You are a musician, DJ, producer and now you have a record label Albert’s Favourites - does having all these roles affect - or bring something to - your music? Has starting a label changed the way you approach making music?
Yes, absolutely. Playing to dancefloors and seeing what gets people moving in different ways definitely affects how I compose - it’s all about peoples engagement levels on the floor. But that’s more to do with structure and keeping people interested. As far as the music content goes, I use instruments i’m comfortable with - primarily keyboards and percussions - as I’ll get the best results from them.
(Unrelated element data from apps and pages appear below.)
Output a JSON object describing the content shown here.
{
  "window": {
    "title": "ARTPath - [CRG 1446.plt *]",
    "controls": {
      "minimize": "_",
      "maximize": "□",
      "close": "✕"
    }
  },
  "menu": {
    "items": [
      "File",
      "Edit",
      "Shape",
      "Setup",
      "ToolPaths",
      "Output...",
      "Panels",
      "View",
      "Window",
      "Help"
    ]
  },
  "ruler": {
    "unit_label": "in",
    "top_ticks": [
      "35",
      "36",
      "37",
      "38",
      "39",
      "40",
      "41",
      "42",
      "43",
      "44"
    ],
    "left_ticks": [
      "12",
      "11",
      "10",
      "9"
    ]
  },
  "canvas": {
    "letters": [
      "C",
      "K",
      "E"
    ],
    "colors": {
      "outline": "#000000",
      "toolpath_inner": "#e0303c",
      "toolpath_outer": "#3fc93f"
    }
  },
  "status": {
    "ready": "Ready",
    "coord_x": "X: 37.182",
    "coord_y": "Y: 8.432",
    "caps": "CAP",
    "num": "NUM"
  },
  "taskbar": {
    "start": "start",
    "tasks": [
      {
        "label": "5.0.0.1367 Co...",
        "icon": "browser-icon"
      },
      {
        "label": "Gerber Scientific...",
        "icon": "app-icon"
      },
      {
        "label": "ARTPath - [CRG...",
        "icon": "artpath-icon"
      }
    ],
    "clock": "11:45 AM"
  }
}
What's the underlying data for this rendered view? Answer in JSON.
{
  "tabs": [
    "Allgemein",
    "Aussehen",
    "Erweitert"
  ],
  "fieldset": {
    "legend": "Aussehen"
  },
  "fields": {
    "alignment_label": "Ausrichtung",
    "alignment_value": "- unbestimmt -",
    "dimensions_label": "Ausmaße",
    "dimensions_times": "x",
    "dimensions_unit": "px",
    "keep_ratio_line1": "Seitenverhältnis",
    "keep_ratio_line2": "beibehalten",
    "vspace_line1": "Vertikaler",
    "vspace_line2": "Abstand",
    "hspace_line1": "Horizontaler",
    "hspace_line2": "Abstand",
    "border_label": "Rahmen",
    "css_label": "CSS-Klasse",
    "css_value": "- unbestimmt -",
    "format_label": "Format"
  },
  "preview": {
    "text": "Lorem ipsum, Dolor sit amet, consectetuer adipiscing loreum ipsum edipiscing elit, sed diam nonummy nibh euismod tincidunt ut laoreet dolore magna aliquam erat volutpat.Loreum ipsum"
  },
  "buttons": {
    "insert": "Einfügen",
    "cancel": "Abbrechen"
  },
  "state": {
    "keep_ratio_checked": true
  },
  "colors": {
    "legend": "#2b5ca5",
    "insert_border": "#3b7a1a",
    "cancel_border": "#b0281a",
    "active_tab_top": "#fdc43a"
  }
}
Obviously being surrounded by music 24/7 means you are exposed to so much, and ideas will definitely spark listening to music that others have created too. But that’s the way it’s always been. It’s about bringing something new to the table with it.
Your band The Expansions are getting ready to launch their debut album. Congatulations! For those who’ve not heard the band, how would you describe your sound?
We’re very much based in the Jazz/Brit Funk kind of area, think Grover Washington Jr or London bands like Freeez. It’s instrumental stuff, so we let the music do the talking rather than a vocalist. It’s fun to play (and hopefully fun to listen to!).
The Expansions were probably one of the most well received acts to perform on the Beats and Eats stage. Which of your tunes is a guaranteed crowd pleaser when you’re playing live?
Oooh tough question… Lavender from our first EP remains a firm favourite, but we’ve got a whole new album that we haven’t really played to people yet! We’ve had one chance, supporting Billy Cobham at the Jazz Café late last year was the first time people had heard the album, and ‘Pocket 5’ seemed to go down very well!
Albert’s Favourites has a strapline: Our lives are shaped by what we love. Can you expand on this? Can you say the same for your music?
Definitely. I’m essentially making the music I grew up listening to, or at the very least massively influenced by. The label is based on that premise too, with Adam Scrimshire and Jonny Drop using their influences to make their music and pick potential artists for the label. It happened that way with Hector Plimmer, one of our artists. Hector’s music was the perfect hybrid of everything we loved both personally and collectively. Influences from the LA Beat scene being mixed with Jazz, Latin and African influences, yet staying fresh. It’s our motto, and we stick to it.
Can you tell us more about the album launch?
We’re having a little get together at Ghost Notes in Peckham, a new venue that is part of the
Peckham Levels building. The owner there is doing a lot to support local music and the local scene, which over the past couple of years has exploded! Acts like Yussef Dayes, Tenderlonious and Nubya Garcia are bringing a new sound to London, and it’s great to see a venue show so much support for the scene.
I heard you used to DJ at The Black Sheep. Have you got any stories from that time? (Everyone has a Black Sheep story!)
Haha yes I did play at Black Sheep Bar. That’s where I learnt my trade as a DJ! I’m very thankful for my time there, it was an institution! The kind of venue you could walk into and just know everyone there, like Croydon’s best house party.
It’s all a bit of a blur, but one thing I do remember vividly was when we were running the Drum and Bass night there in like 2004. We’d booked Bad Company, and the place was rammed… D-Bridge’s first tune and the way the crowd responded will forever stay in my memory. Great days thanks to Paul and the Sheep crew!!